Russia and India Have Signed a Memorandum on Arctic Cooperation


During the official visit of the Indian Prime Minister Narendra Modi and his meeting with Russian President Vladimir Putin, a Memorandum of Cooperation was signed between the Arctic and Antarctic Research Institute of Russia and the National Centre for Polar and Ocean Research of the Ministry of Earth Sciences of the Government of India.

The largest state organisations of the two countries will collaborate in the field of studying the polar environment and its variability. They will also provide important logistical assistance to each other in the harsh polar conditions.

The next notable joint Russian-Indian project will be the Russian-Brazilian expedition, which is scheduled to start this autumn. In addition, scientists are discussing the possibility of creating an international team for the research using a unique Russian scientific vessel – the ice-resistant North Pole platform which allows conducting long-term interdisciplinary scientific research in the North.

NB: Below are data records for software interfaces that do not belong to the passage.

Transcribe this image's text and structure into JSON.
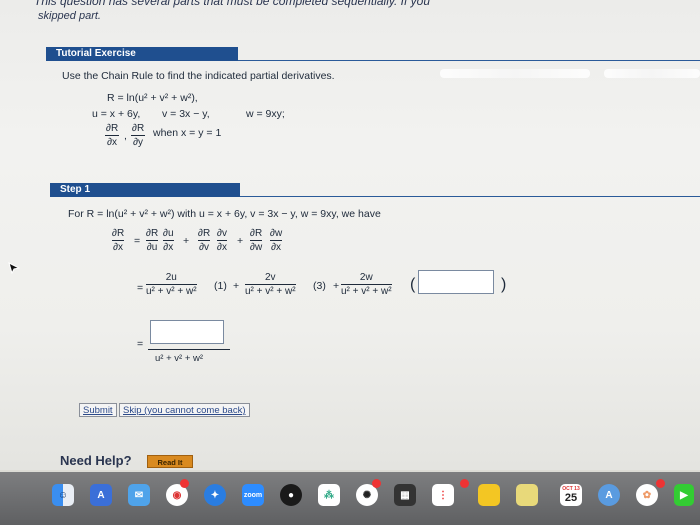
{
  "header": {
    "top_cut_text": "This question has several parts that must be completed sequentially. If you",
    "status_text": "skipped part."
  },
  "tutorial": {
    "header_label": "Tutorial Exercise",
    "instruction": "Use the Chain Rule to find the indicated partial derivatives.",
    "eq1": "R = ln(u² + v² + w²),",
    "eq2a": "u = x + 6y,",
    "eq2b": "v = 3x − y,",
    "eq2c": "w = 9xy;",
    "targets_num1": "∂R",
    "targets_den1": "∂x",
    "targets_sep": ",",
    "targets_num2": "∂R",
    "targets_den2": "∂y",
    "condition": "when x = y = 1"
  },
  "step": {
    "header_label": "Step 1",
    "intro": "For  R = ln(u² + v² + w²)  with  u = x + 6y,  v = 3x − y,  w = 9xy,  we have",
    "lhs_num": "∂R",
    "lhs_den": "∂x",
    "eq": "=",
    "t1a_num": "∂R",
    "t1a_den": "∂u",
    "t1b_num": "∂u",
    "t1b_den": "∂x",
    "plus": "+",
    "t2a_num": "∂R",
    "t2a_den": "∂v",
    "t2b_num": "∂v",
    "t2b_den": "∂x",
    "t3a_num": "∂R",
    "t3a_den": "∂w",
    "t3b_num": "∂w",
    "t3b_den": "∂x",
    "f1_num": "2u",
    "f2_num": "2v",
    "f3_num": "2w",
    "denom": "u² + v² + w²",
    "m1": "(1)",
    "m2": "(3)",
    "open_paren": "(",
    "close_paren": ")",
    "answer1_value": "",
    "answer2_value": ""
  },
  "buttons": {
    "submit": "Submit",
    "skip": "Skip (you cannot come back)"
  },
  "help": {
    "label": "Need Help?",
    "read_it": "Read It"
  },
  "dock": {
    "icons": [
      "finder-icon",
      "translate-icon",
      "mail-icon",
      "chrome-icon",
      "safari-icon",
      "zoom-icon",
      "screen-icon",
      "slack-icon",
      "gpt-icon",
      "calculator-icon",
      "notes-icon",
      "sticky-icon",
      "calendar-icon",
      "maps-icon",
      "photos-icon",
      "facetime-icon"
    ],
    "zoom_label": "zoom",
    "calendar_month": "OCT 13",
    "calendar_day": "25"
  }
}
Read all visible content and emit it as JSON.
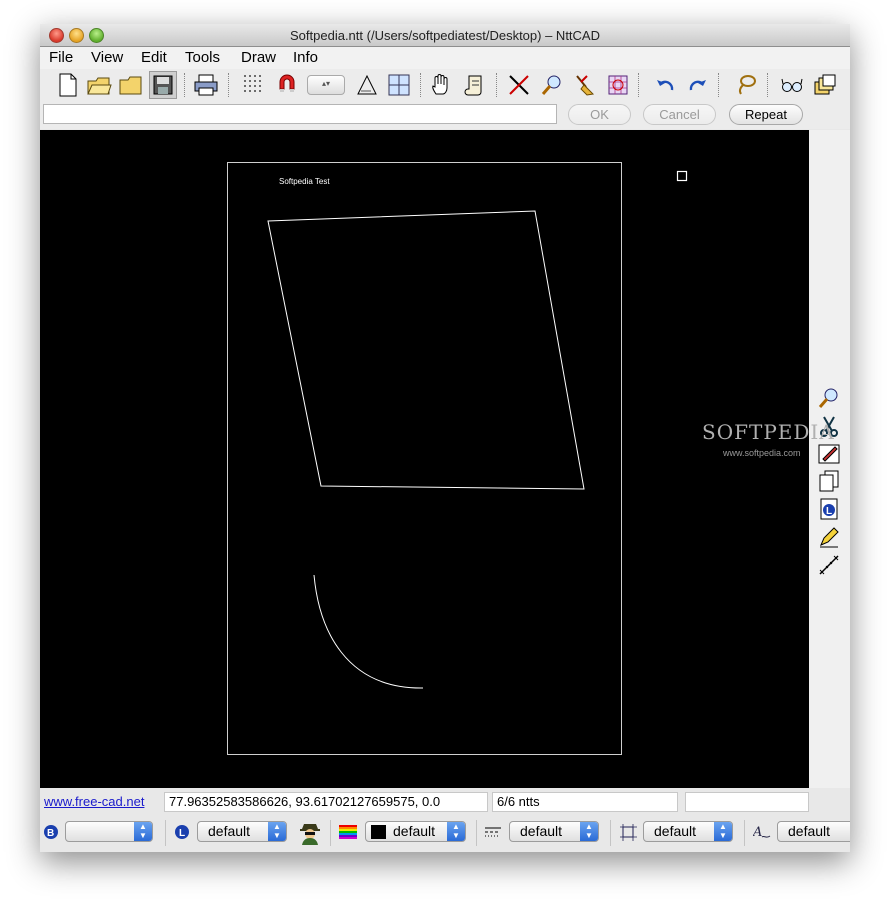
{
  "window": {
    "title": "Softpedia.ntt (/Users/softpediatest/Desktop) – NttCAD"
  },
  "menu": [
    "File",
    "View",
    "Edit",
    "Tools",
    "Draw",
    "Info"
  ],
  "toolbar_icons": [
    "new-file-icon",
    "open-folder-icon",
    "folder-icon",
    "save-icon",
    "print-icon",
    "grid-icon",
    "magnet-snap-icon",
    "snap-spinner-icon",
    "set-square-icon",
    "crosshair-icon",
    "pan-hand-icon",
    "scroll-icon",
    "trim-icon",
    "magnify-icon",
    "broom-icon",
    "selection-grid-icon",
    "undo-icon",
    "redo-icon",
    "lasso-icon",
    "glasses-icon",
    "layers-icon"
  ],
  "command": {
    "input_value": "",
    "ok_label": "OK",
    "cancel_label": "Cancel",
    "repeat_label": "Repeat"
  },
  "drawing": {
    "text_label": "Softpedia Test"
  },
  "right_tools": [
    "zoom-icon",
    "scissors-icon",
    "edit-pen-icon",
    "copy-pages-icon",
    "layer-l-icon",
    "pencil-icon",
    "measure-icon"
  ],
  "watermark": {
    "brand": "SOFTPEDIA",
    "url": "www.softpedia.com"
  },
  "status": {
    "link": "www.free-cad.net",
    "coordinates": "77.96352583586626, 93.61702127659575, 0.0",
    "count": "6/6 ntts",
    "extra": ""
  },
  "properties": {
    "block_value": "",
    "layer_value": "default",
    "color_value": "default",
    "linetype_value": "default",
    "dimstyle_value": "default",
    "textstyle_value": "default"
  },
  "colors": {
    "canvas": "#000000",
    "drawing_stroke": "#ffffff",
    "selected_color_swatch": "#000000"
  }
}
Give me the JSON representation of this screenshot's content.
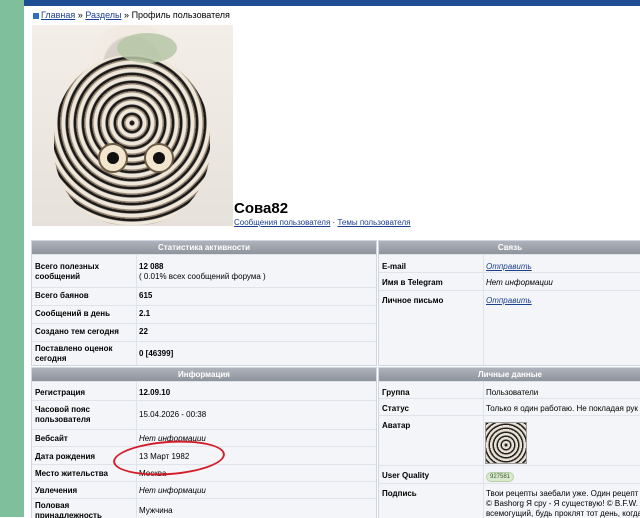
{
  "breadcrumb": {
    "home": "Главная",
    "sep1": "»",
    "sections": "Разделы",
    "sep2": "»",
    "current": "Профиль пользователя"
  },
  "user": {
    "name": "Сова82",
    "posts_link": "Сообщения пользователя",
    "separator": "·",
    "topics_link": "Темы пользователя"
  },
  "activity": {
    "header": "Статистика активности",
    "rows": [
      {
        "label": "Всего полезных сообщений",
        "value": "12 088",
        "sub": "( 0.01% всех сообщений форума )"
      },
      {
        "label": "Всего баянов",
        "value": "615"
      },
      {
        "label": "Сообщений в день",
        "value": "2.1"
      },
      {
        "label": "Создано тем сегодня",
        "value": "22"
      },
      {
        "label": "Поставлено оценок сегодня",
        "value": "0 [46399]"
      }
    ]
  },
  "contact": {
    "header": "Связь",
    "rows": [
      {
        "label": "E-mail",
        "value": "Отправить"
      },
      {
        "label": "Имя в Telegram",
        "value": "Нет информации"
      },
      {
        "label": "Личное письмо",
        "value": "Отправить"
      }
    ]
  },
  "info": {
    "header": "Информация",
    "rows": [
      {
        "label": "Регистрация",
        "value": "12.09.10"
      },
      {
        "label": "Часовой пояс пользователя",
        "value": "15.04.2026 - 00:38"
      },
      {
        "label": "Вебсайт",
        "value": "Нет информации"
      },
      {
        "label": "Дата рождения",
        "value": "13 Март 1982"
      },
      {
        "label": "Место жительства",
        "value": "Москва"
      },
      {
        "label": "Увлечения",
        "value": "Нет информации"
      },
      {
        "label": "Половая принадлежность",
        "value": "Мужчина"
      }
    ]
  },
  "personal": {
    "header": "Личные данные",
    "rows": [
      {
        "label": "Группа",
        "value": "Пользователи"
      },
      {
        "label": "Статус",
        "value": "Только я один работаю. Не покладая рук"
      },
      {
        "label": "Аватар"
      },
      {
        "label": "User Quality",
        "value": "927581"
      },
      {
        "label": "Подпись",
        "line1": "Твои рецепты заебали уже. Один рецепт о",
        "line2": "© Bashorg Я сру - Я существую! © B.F.W. Va",
        "line3": "всемогущий, будь проклят тот день, когда"
      }
    ]
  },
  "colors": {
    "accent": "#1f4e95",
    "annotation": "#d51d2a"
  }
}
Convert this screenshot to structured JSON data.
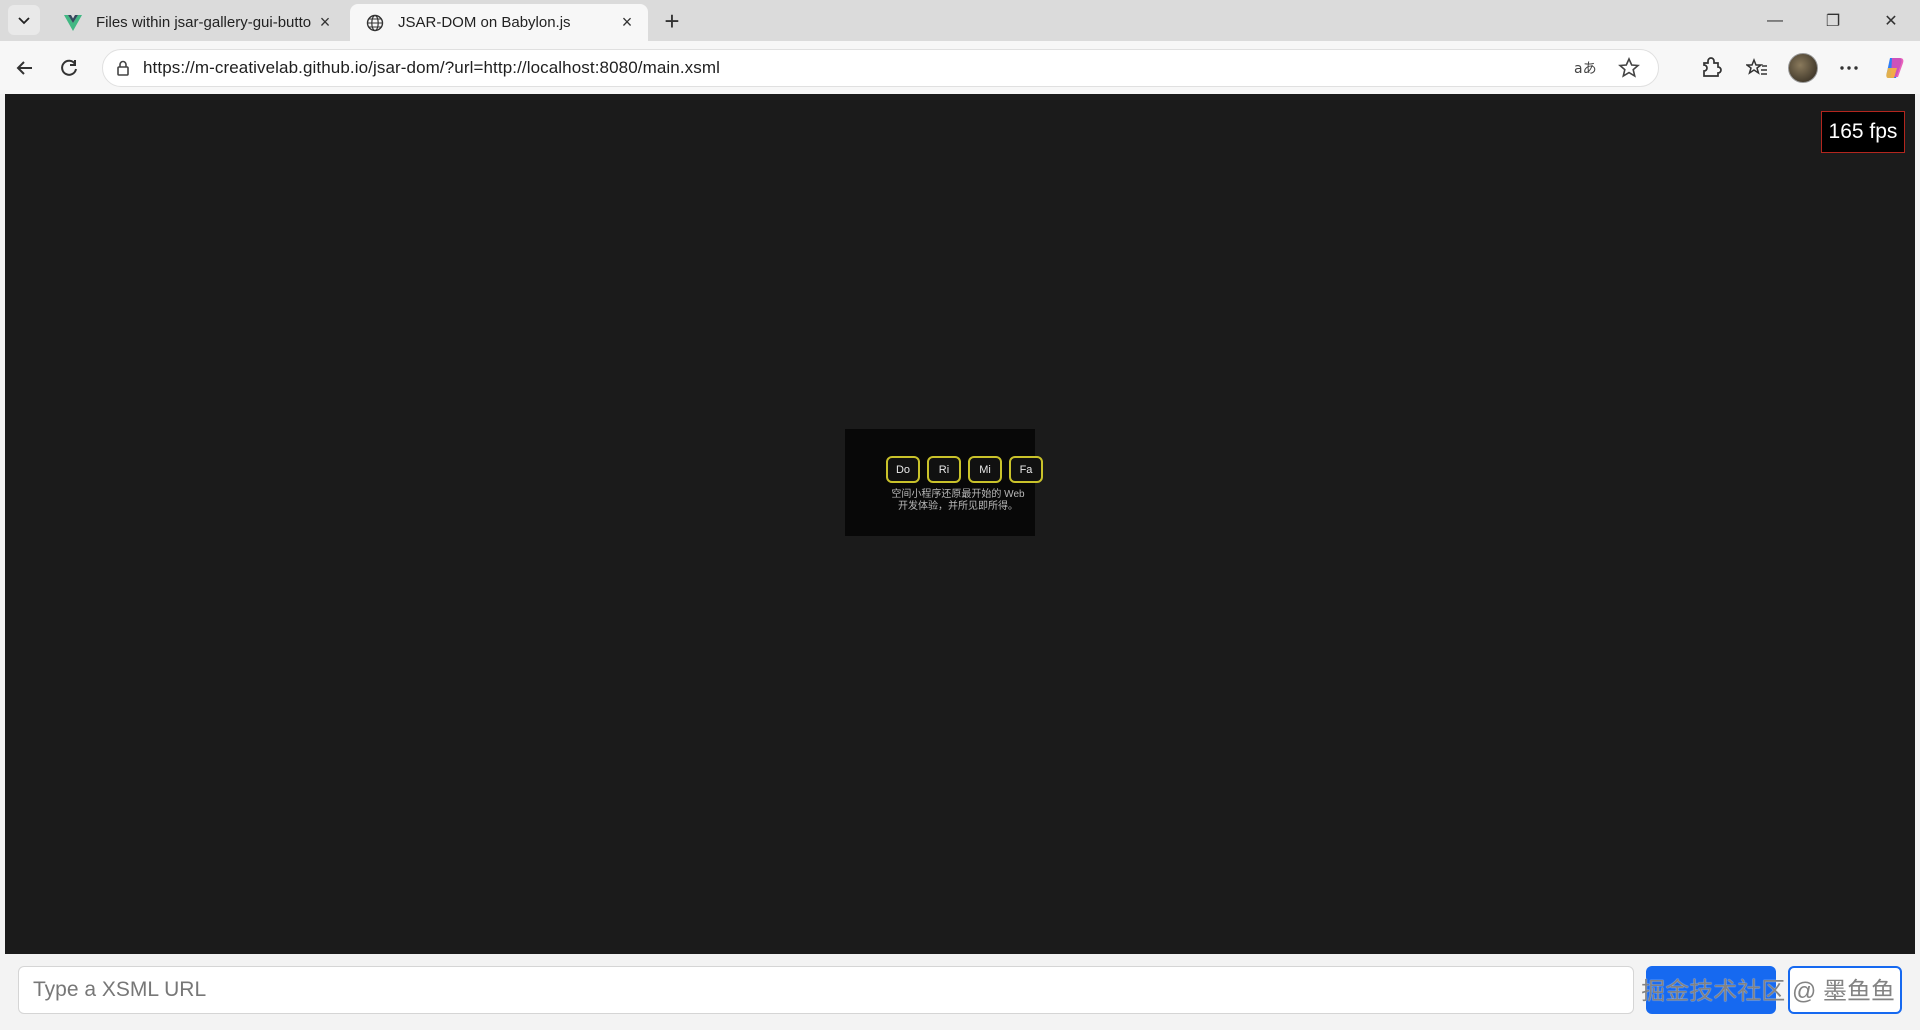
{
  "browser": {
    "tabs": [
      {
        "title": "Files within jsar-gallery-gui-butto",
        "icon": "vue-icon"
      },
      {
        "title": "JSAR-DOM on Babylon.js",
        "icon": "globe-icon"
      }
    ],
    "url": "https://m-creativelab.github.io/jsar-dom/?url=http://localhost:8080/main.xsml"
  },
  "app": {
    "fps": "165 fps",
    "notes": [
      "Do",
      "Ri",
      "Mi",
      "Fa"
    ],
    "scene_text_line1": "空间小程序还原最开始的 Web",
    "scene_text_line2": "开发体验，并所见即所得。",
    "url_input_placeholder": "Type a XSML URL",
    "watermark": "掘金技术社区 @ 墨鱼鱼",
    "colors": {
      "viewport_background": "#1b1b1b",
      "note_border": "#c9c22a",
      "primary_button": "#1669f0",
      "fps_border": "#b3261e"
    }
  }
}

“‎The signing of the Memorandum was a continuation of our recent visit to India, where we discussed in detail the possibilities of strengthening bilateral cooperation in the Ministry of Earth Sciences. Russian and Indian polar explorers have a long history of partnership in Antarctica – our research stations are located in close proximity to each other, we provide mutual assistance and support in terms of logistics, without which it is almost impossible to work at the poles. 

The new document gives us the opportunity to extend our work to the Arctic region, the prospects of which are obvious to everyone today. Our colleagues from India are interested in climate change issues and our experience studying permafrost melting, since it’s a problem that India faces in the Himalayas, as well as in the development of navigation along the Northern Sea Route which will become a major global transport and logistics highway in the coming decades”‎, said Alexander Makarov, the Director of the Arctic and Antarctic Research Institute.

Source: Arctic Century